What Is a Sportsbook?


A sportsbook is a place where people can make bets on different sporting events. It can be found online or in physical locations like Las Vegas. The sportsbook makes money by taking bets and adjusting their odds. It also charges a fee called the juice or vig. It is a percentage of each bet that the sportsbook takes. This is a big part of why it is important to shop around and find the best prices for your bets.

Before making a bet at a sportsbook, you should read the rules of each sport and its variations. In addition, you should familiarize yourself with the different types of bets available. This will help you understand how to read the odds and lines. Having this knowledge will make you a more confident gambler. Moreover, you will be able to avoid mistakes that could cost you big money.

Another thing to remember is that you should never bet more than your budget allows. It is easy to lose more than you can afford, especially if you’re betting against the spread. If you’re not comfortable risking more than your limit, you should consider using a pay-per-head model instead of a flat fee subscription.

When a customer places a bet at a sportsbook, the cashier will print out paper tickets for the wagers. These tickets must be returned to the cashier in order to be paid out. In most cases, these tickets are valid for one calendar year. In addition, a sportsbook will typically post the odds of a given event on their website.

While many people are afraid to go to in-person sportsbooks, the fact is that these establishments can be very user-friendly. Once you know what to look for, you can find the sportsbook that suits your needs. The key is to research the site and learn what other customers have said about it.

In the United States, the market for sports gambling has exploded since a 2018 Supreme Court ruling allowed more states to legalize and operate sportsbooks. While this is a positive development for the industry, it has created some challenges for sportsbooks. Some of these include ambiguous situations that can arise from new kinds of bets and digital technology.

A sportsbook makes its money in the same way that other bookmakers do, by setting odds that guarantee a profit over the long run. However, this is not an easy task because there are a number of factors that can influence the outcome of a game or event. These factors can lead to a wide range of outcomes, which means that bettors should research the game and its history before placing a bet.

In addition to the odds of a game, sportsbooks often offer wagers on props or proposition bets.
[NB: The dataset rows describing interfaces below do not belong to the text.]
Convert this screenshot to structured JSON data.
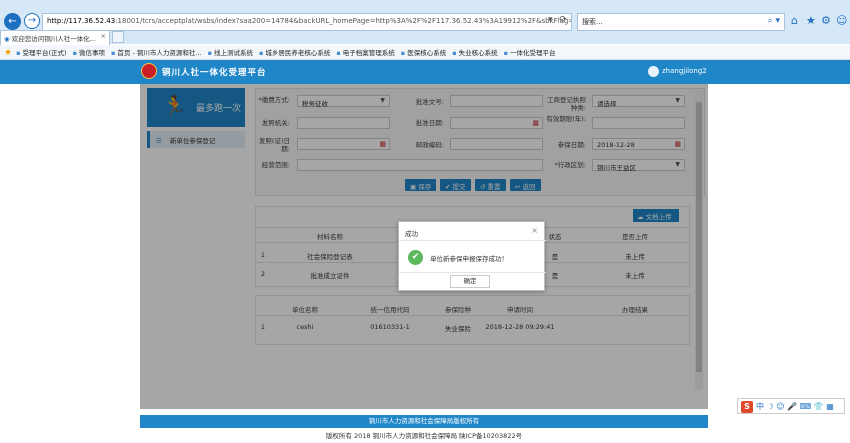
{
  "browser": {
    "url_host": "http://117.36.52.43",
    "url_rest": ":18001/tcrs/acceptplat/wsbs/index?saa200=14784&backURL_homePage=http%3A%2F%2F117.36.52.43%3A19912%2F&sbkFlag=1&u",
    "search_placeholder": "搜索...",
    "tab_title": "欢迎您访问铜川人社一体化...",
    "favorites": [
      "受理平台(正式)",
      "微信事项",
      "首页 - 铜川市人力资源和社...",
      "线上测试系统",
      "城乡居民养老核心系统",
      "电子档案管理系统",
      "医保核心系统",
      "失业核心系统",
      "一体化受理平台"
    ]
  },
  "app": {
    "title": "铜川人社一体化受理平台",
    "user": "zhangjilong2"
  },
  "sidebar": {
    "banner_text": "最多跑一次",
    "items": [
      {
        "label": "新单位参保登记"
      }
    ]
  },
  "form": {
    "fields": {
      "collect_mode": {
        "label": "*缴费方式:",
        "value": "税务征收"
      },
      "approval_doc": {
        "label": "批准文号:",
        "value": ""
      },
      "industrial_injury_level": {
        "label": "工商登记执照种类:",
        "value": "请选择"
      },
      "issuing_org": {
        "label": "发照机关:",
        "value": ""
      },
      "approval_date": {
        "label": "批准日期:",
        "value": ""
      },
      "validity_period": {
        "label": "有效期限(年):",
        "value": ""
      },
      "issue_date": {
        "label": "发照(证)日期:",
        "value": ""
      },
      "postal_code": {
        "label": "邮政编码:",
        "value": ""
      },
      "insured_date": {
        "label": "参保日期:",
        "value": "2018-12-28"
      },
      "business_scope": {
        "label": "经营范围:",
        "value": ""
      },
      "admin_region": {
        "label": "*行政区划:",
        "value": "铜川市王益区"
      }
    },
    "buttons": {
      "save": "保存",
      "submit": "提交",
      "reset": "重置",
      "back": "返回"
    }
  },
  "materials": {
    "upload_button": "文档上传",
    "headers": [
      "材料名称",
      "状态",
      "是否上传"
    ],
    "rows": [
      {
        "index": "1",
        "name": "社会保险登记表",
        "status": "是",
        "uploaded": "未上传"
      },
      {
        "index": "2",
        "name": "批准成立证件",
        "status": "是",
        "uploaded": "未上传"
      }
    ]
  },
  "applications": {
    "headers": [
      "单位名称",
      "统一信用代码",
      "参保险种",
      "申请时间",
      "办理结果"
    ],
    "rows": [
      {
        "index": "1",
        "unit": "ceshi",
        "code": "01610331-1",
        "insurance": "失业保险",
        "time": "2018-12-28 09:29:41",
        "result": ""
      }
    ]
  },
  "modal": {
    "title": "成功",
    "message": "单位新参保申报保存成功！",
    "ok_label": "确定"
  },
  "footer": {
    "line1": "铜川市人力资源和社会保障局版权所有",
    "line2": "版权所有 2018 铜川市人力资源和社会保障局 陕ICP备10203822号"
  },
  "ime": {
    "label": "中"
  },
  "colors": {
    "brand": "#1f86c8",
    "success": "#5cb85c"
  }
}
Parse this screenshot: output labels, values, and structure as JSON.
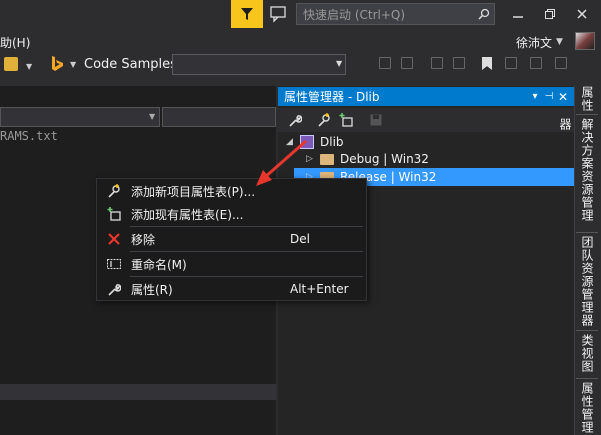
{
  "titlebar": {
    "quick_launch_placeholder": "快速启动 (Ctrl+Q)",
    "filter_color": "#f7c51b"
  },
  "menu": {
    "help_label": "助(H)"
  },
  "account": {
    "user_name": "徐沛文"
  },
  "toolbar": {
    "code_samples_label": "Code Samples"
  },
  "editor": {
    "file_fragment": "RAMS.txt"
  },
  "property_manager": {
    "title": "属性管理器 - Dlib",
    "tree": {
      "project": "Dlib",
      "configs": [
        {
          "label": "Debug | Win32",
          "selected": false
        },
        {
          "label": "Release | Win32",
          "selected": true
        }
      ]
    }
  },
  "right_tabs": [
    "属性",
    "解决方案资源管理器",
    "团队资源管理器",
    "类视图",
    "属性管理器"
  ],
  "context_menu": {
    "items": [
      {
        "label": "添加新项目属性表(P)...",
        "shortcut": "",
        "icon": "add-new-property-sheet-icon"
      },
      {
        "label": "添加现有属性表(E)...",
        "shortcut": "",
        "icon": "add-existing-property-sheet-icon"
      },
      {
        "label": "移除",
        "shortcut": "Del",
        "icon": "remove-icon"
      },
      {
        "label": "重命名(M)",
        "shortcut": "",
        "icon": "rename-icon"
      },
      {
        "label": "属性(R)",
        "shortcut": "Alt+Enter",
        "icon": "wrench-icon"
      }
    ]
  },
  "colors": {
    "accent": "#007acc",
    "selection": "#3399ff",
    "arrow": "#e8362d"
  }
}
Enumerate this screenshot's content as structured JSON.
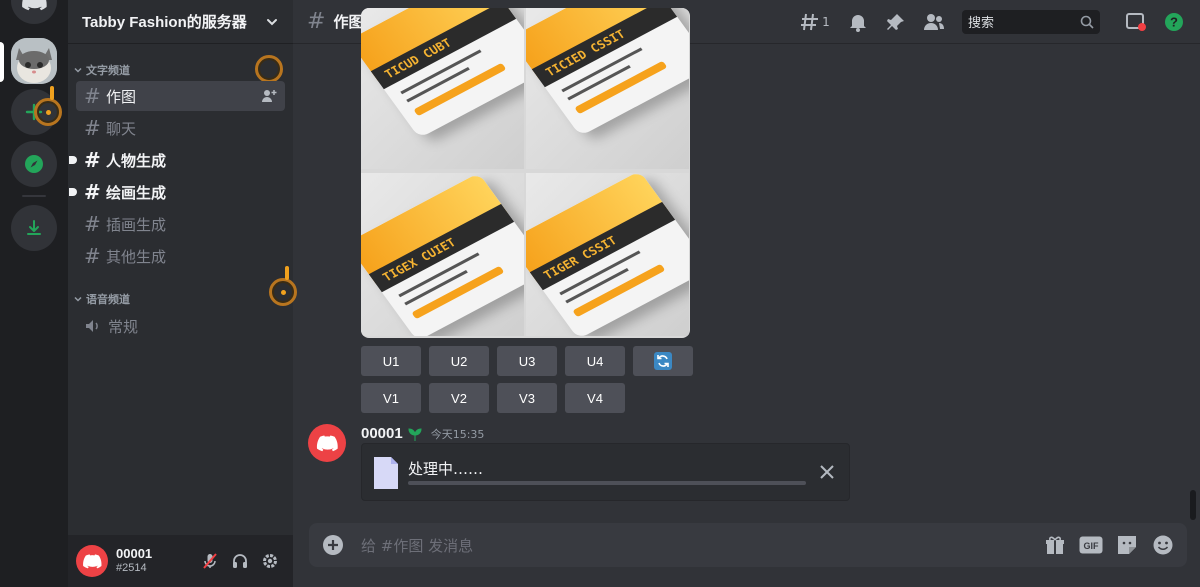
{
  "server": {
    "name": "Tabby Fashion的服务器"
  },
  "categories": {
    "text": "文字频道",
    "voice": "语音频道"
  },
  "channels": [
    {
      "name": "作图",
      "state": "active"
    },
    {
      "name": "聊天",
      "state": "muted"
    },
    {
      "name": "人物生成",
      "state": "unread"
    },
    {
      "name": "绘画生成",
      "state": "unread"
    },
    {
      "name": "插画生成",
      "state": "muted"
    },
    {
      "name": "其他生成",
      "state": "muted"
    }
  ],
  "voice_channels": [
    {
      "name": "常规"
    }
  ],
  "user": {
    "name": "00001",
    "tag": "#2514"
  },
  "header": {
    "channel": "作图",
    "threads_count": "1",
    "search_placeholder": "搜索"
  },
  "image_grid": {
    "tickets": [
      "TICUD CUBT",
      "TICIED CSSIT",
      "TIGEX CUIET",
      "TIGER CSSIT"
    ]
  },
  "buttons": {
    "upscale": [
      "U1",
      "U2",
      "U3",
      "U4"
    ],
    "variation": [
      "V1",
      "V2",
      "V3",
      "V4"
    ],
    "reroll_icon": "reroll-icon"
  },
  "message": {
    "author": "00001",
    "timestamp": "今天15:35",
    "attachment_status": "处理中……",
    "progress": 0.0
  },
  "composer": {
    "placeholder": "给 #作图 发消息"
  },
  "colors": {
    "accent": "#5865f2",
    "danger": "#ed4245",
    "online": "#23a55a"
  }
}
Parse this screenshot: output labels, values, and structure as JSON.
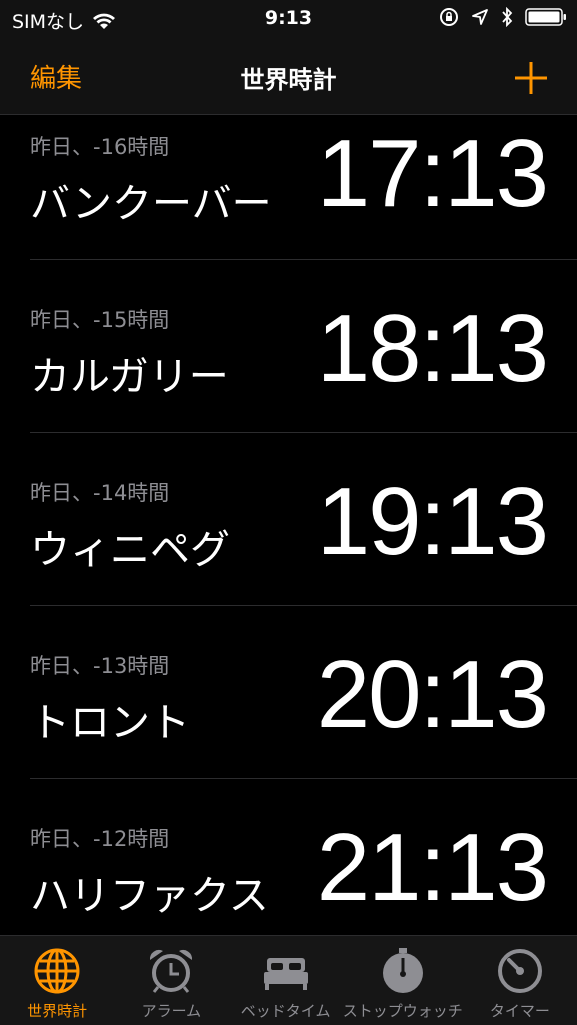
{
  "status": {
    "carrier": "SIMなし",
    "time": "9:13"
  },
  "nav": {
    "edit": "編集",
    "title": "世界時計"
  },
  "clocks": [
    {
      "offset": "昨日、-16時間",
      "city": "バンクーバー",
      "time": "17:13"
    },
    {
      "offset": "昨日、-15時間",
      "city": "カルガリー",
      "time": "18:13"
    },
    {
      "offset": "昨日、-14時間",
      "city": "ウィニペグ",
      "time": "19:13"
    },
    {
      "offset": "昨日、-13時間",
      "city": "トロント",
      "time": "20:13"
    },
    {
      "offset": "昨日、-12時間",
      "city": "ハリファクス",
      "time": "21:13"
    }
  ],
  "tabs": [
    {
      "label": "世界時計",
      "icon": "globe-icon",
      "active": true
    },
    {
      "label": "アラーム",
      "icon": "alarm-clock-icon",
      "active": false
    },
    {
      "label": "ベッドタイム",
      "icon": "bed-icon",
      "active": false
    },
    {
      "label": "ストップウォッチ",
      "icon": "stopwatch-icon",
      "active": false
    },
    {
      "label": "タイマー",
      "icon": "timer-icon",
      "active": false
    }
  ],
  "colors": {
    "accent": "#ff9500",
    "inactive": "#8e8e93",
    "background": "#000000"
  }
}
These bets are based on player-specific or team-specific events. They can be extremely profitable if you’re able to predict the outcome of the event. A popular prop during the NCAA Tournament is the first team to score a basket or point.